-- Opening Marker --

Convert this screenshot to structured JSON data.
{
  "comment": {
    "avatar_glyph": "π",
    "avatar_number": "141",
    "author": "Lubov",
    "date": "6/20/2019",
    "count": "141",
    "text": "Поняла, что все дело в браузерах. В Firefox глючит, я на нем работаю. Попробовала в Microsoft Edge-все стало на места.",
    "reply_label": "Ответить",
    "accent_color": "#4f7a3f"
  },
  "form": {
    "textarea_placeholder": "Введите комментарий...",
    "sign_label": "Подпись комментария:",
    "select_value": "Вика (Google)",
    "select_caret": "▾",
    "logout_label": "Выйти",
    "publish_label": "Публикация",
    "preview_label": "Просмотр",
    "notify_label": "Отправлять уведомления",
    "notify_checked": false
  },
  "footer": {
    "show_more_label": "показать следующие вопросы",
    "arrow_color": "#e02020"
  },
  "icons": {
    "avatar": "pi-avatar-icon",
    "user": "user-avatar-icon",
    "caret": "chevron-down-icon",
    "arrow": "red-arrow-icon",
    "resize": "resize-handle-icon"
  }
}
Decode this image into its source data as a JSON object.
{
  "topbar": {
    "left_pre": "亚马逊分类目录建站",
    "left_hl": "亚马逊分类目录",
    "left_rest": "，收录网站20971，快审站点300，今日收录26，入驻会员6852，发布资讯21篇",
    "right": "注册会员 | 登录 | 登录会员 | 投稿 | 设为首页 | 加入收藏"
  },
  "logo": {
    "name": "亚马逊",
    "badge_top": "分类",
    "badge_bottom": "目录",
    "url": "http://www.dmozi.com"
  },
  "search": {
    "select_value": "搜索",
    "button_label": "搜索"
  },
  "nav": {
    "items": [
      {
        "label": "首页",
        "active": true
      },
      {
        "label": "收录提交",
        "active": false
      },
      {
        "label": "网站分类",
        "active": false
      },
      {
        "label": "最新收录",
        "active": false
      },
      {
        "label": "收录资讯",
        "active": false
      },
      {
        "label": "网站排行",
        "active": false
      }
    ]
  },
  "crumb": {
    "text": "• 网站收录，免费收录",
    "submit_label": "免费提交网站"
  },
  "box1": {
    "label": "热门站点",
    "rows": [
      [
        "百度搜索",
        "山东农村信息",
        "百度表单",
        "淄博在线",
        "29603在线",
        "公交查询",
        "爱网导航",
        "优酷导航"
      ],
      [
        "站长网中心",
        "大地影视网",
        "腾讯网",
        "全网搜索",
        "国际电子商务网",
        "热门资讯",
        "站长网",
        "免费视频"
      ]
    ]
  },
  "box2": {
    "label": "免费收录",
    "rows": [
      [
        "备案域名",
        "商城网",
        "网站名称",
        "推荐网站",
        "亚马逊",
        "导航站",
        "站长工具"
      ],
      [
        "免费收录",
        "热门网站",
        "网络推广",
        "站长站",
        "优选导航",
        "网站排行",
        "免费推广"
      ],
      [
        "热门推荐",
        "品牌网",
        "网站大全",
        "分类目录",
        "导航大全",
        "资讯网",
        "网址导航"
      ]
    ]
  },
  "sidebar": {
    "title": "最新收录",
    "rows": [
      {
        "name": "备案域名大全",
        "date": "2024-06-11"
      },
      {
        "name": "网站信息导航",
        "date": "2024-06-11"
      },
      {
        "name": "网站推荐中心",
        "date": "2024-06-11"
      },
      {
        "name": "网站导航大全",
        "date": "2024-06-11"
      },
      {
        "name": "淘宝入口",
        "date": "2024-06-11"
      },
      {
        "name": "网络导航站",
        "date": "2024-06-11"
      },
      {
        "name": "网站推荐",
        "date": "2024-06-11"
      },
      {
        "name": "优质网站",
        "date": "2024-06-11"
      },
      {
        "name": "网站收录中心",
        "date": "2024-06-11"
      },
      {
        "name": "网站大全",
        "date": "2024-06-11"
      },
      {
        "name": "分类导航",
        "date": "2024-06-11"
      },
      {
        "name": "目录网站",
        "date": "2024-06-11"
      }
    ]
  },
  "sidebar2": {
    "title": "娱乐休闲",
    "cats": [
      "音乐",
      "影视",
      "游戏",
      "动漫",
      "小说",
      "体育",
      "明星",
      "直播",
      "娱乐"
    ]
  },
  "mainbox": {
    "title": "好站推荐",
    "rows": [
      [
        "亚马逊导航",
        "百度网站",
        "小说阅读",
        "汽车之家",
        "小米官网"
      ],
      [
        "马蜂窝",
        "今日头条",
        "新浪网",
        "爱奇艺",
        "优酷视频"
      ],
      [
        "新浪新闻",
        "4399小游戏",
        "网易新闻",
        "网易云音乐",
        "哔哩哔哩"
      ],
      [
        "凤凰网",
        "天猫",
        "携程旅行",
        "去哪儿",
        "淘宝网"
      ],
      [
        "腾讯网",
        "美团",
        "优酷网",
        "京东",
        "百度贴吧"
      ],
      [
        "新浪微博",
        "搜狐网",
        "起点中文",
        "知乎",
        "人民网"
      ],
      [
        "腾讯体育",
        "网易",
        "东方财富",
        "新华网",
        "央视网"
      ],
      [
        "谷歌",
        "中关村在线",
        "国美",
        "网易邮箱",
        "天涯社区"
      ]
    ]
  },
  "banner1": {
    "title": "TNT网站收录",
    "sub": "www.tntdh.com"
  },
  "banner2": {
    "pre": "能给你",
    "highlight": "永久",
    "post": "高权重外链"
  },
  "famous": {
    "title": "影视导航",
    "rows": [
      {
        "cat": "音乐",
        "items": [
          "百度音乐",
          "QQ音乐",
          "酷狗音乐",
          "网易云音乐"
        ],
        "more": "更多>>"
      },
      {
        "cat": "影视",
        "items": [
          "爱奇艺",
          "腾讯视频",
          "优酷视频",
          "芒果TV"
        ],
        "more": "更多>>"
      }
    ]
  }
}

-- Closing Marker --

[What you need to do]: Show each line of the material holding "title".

[Expected answer]:
    "title": "最新收录",
    "title": "娱乐休闲",
    "title": "好站推荐",
    "title": "TNT网站收录",
    "title": "影视导航",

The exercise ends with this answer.